Exercise prompt:
What lines of the data below include the word "hanbok"? Report them by copying each.

Data provided:

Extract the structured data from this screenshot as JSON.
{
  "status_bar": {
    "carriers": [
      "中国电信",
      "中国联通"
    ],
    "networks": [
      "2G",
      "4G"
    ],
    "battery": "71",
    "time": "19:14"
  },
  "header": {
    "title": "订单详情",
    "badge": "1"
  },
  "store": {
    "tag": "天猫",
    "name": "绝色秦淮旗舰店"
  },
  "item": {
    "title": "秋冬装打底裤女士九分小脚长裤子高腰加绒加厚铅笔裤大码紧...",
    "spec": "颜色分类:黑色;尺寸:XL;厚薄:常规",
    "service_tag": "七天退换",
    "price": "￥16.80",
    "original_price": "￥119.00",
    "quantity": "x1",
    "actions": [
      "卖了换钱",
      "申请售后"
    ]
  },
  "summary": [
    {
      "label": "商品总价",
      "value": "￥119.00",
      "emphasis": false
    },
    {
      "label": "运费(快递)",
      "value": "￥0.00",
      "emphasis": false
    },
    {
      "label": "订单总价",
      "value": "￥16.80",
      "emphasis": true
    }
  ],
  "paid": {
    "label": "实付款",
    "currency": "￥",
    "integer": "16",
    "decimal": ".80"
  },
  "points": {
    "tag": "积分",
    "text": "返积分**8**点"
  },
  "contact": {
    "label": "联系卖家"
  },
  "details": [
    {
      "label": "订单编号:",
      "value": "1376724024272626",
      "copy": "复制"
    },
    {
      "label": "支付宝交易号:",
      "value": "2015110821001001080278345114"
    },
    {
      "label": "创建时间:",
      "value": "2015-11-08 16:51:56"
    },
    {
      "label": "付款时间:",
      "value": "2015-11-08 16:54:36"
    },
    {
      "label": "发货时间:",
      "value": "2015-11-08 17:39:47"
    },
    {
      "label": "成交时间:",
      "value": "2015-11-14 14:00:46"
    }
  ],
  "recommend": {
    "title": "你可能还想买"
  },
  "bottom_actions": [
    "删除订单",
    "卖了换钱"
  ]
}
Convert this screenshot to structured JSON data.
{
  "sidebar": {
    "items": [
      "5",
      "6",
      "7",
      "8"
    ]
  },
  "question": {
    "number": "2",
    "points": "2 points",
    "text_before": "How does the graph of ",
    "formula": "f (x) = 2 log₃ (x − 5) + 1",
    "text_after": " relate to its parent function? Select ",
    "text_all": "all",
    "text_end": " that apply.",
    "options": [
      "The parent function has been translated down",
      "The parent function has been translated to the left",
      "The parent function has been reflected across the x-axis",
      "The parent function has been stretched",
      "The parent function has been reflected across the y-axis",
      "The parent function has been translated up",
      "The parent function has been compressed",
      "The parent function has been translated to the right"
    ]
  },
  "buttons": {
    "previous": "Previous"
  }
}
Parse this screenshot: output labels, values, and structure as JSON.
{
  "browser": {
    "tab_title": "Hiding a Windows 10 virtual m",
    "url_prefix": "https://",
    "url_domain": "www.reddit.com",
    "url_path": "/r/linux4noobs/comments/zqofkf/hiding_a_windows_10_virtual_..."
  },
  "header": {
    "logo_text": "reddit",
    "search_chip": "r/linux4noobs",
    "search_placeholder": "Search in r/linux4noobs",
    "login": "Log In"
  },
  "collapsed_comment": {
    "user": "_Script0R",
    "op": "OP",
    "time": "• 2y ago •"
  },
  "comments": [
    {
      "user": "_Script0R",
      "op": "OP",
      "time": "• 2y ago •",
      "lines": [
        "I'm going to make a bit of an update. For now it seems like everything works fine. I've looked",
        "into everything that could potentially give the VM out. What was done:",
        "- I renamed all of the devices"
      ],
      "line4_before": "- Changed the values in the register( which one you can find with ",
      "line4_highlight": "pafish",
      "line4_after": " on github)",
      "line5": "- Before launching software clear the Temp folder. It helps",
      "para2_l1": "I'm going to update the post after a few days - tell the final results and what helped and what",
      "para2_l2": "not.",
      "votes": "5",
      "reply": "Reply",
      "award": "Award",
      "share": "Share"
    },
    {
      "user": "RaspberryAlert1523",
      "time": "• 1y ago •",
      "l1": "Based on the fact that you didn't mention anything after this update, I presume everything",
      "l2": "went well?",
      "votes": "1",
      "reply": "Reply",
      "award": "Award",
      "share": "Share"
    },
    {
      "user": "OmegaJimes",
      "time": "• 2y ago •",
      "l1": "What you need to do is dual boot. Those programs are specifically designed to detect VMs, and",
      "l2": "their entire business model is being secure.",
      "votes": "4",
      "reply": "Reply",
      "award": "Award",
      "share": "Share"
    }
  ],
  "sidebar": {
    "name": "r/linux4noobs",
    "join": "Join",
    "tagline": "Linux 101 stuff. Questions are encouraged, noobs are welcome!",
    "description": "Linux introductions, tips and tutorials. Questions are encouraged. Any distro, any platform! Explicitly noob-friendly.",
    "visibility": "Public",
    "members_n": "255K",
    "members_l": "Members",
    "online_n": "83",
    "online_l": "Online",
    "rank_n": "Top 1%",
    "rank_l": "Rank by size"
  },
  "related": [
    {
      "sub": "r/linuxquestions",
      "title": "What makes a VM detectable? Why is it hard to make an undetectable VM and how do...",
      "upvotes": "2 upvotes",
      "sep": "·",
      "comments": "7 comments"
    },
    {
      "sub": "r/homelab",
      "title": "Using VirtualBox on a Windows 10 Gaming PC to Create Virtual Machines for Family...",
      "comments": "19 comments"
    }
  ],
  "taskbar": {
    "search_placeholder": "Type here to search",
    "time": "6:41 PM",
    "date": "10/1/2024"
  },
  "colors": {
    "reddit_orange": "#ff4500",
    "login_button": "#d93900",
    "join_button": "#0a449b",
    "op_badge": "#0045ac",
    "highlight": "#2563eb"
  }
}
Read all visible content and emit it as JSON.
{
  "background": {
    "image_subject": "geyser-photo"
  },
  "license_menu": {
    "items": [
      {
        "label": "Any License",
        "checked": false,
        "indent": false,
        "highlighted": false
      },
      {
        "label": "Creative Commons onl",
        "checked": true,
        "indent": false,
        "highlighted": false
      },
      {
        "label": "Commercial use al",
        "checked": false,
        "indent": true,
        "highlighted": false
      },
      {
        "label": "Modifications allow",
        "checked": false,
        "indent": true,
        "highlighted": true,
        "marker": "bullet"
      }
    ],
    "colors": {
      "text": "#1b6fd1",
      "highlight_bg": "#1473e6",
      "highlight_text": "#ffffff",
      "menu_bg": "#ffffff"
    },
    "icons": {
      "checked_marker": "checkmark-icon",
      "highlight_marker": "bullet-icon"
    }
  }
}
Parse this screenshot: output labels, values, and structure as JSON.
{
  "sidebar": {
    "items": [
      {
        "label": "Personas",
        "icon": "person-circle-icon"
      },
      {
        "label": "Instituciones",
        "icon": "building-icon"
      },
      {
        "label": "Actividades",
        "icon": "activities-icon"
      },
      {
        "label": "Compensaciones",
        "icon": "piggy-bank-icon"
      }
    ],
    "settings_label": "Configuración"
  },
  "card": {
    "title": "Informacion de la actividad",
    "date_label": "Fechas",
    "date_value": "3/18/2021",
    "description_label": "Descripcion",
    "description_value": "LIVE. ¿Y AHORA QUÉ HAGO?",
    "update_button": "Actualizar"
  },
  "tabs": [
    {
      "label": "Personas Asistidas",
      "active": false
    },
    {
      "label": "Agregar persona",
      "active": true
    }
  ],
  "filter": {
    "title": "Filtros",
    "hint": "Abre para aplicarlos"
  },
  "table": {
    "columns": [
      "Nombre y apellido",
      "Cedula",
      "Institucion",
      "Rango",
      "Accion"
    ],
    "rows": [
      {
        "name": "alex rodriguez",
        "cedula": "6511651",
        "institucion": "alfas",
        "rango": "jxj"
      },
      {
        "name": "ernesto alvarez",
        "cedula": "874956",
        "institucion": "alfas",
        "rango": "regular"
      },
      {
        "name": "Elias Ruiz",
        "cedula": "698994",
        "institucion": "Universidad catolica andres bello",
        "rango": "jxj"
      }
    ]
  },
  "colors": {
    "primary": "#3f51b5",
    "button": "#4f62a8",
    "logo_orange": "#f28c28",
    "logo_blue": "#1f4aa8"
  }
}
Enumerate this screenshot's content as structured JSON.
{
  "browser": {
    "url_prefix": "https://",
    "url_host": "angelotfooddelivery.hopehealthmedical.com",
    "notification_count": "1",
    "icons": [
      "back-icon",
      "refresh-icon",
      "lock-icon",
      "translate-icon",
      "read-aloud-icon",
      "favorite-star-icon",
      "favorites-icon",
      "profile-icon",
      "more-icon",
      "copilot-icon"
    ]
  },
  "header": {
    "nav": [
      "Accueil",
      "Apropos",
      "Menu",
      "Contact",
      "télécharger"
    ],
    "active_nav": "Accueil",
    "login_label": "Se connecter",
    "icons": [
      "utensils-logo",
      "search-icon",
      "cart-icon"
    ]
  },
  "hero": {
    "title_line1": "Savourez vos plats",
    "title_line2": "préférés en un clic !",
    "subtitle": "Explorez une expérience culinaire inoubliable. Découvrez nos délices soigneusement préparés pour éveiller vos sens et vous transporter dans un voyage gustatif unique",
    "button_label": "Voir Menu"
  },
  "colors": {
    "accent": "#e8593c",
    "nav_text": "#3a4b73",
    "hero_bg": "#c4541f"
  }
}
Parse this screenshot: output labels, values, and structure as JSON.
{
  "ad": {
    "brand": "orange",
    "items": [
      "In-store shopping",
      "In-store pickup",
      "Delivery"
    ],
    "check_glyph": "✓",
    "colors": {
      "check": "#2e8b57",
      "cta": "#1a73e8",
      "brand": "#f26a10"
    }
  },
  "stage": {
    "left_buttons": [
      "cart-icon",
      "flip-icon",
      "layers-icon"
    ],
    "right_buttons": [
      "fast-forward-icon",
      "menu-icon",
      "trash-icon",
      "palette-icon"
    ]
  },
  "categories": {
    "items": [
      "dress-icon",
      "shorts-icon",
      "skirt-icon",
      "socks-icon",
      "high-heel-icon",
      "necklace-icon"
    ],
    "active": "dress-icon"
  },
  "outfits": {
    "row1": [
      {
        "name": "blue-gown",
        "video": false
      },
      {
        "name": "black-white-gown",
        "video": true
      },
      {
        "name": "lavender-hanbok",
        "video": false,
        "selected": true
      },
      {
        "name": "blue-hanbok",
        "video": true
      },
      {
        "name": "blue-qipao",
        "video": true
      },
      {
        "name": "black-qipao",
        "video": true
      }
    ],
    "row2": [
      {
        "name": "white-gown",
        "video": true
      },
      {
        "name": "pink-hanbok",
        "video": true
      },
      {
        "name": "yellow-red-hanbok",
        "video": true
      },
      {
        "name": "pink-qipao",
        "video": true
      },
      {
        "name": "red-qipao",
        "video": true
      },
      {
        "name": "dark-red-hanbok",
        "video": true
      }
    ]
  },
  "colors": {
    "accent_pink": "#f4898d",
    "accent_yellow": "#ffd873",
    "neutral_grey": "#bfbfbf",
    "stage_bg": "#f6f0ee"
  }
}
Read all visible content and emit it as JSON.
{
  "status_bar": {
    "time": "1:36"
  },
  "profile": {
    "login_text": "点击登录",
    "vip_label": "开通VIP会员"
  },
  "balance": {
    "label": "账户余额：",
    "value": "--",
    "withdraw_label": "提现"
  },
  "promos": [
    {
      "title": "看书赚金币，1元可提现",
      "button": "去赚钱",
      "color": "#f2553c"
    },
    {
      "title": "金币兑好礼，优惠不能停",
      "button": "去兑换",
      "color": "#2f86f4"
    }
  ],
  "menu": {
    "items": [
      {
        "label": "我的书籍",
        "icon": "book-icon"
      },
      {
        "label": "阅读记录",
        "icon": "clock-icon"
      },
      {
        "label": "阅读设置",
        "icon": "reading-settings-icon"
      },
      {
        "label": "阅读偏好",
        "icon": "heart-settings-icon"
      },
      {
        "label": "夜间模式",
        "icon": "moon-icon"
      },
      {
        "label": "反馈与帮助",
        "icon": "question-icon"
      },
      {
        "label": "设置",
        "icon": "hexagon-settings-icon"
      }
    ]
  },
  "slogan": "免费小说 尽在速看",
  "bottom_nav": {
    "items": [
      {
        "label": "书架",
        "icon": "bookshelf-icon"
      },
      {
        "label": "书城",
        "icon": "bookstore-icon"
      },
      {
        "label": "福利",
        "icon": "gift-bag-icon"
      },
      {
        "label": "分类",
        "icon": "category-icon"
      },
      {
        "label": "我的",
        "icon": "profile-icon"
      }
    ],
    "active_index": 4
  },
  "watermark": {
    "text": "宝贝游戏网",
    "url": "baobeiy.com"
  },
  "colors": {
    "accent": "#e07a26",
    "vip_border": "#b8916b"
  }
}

Output for this task:
        "name": "lavender-hanbok",
        "name": "blue-hanbok",
        "name": "pink-hanbok",
        "name": "yellow-red-hanbok",
        "name": "dark-red-hanbok",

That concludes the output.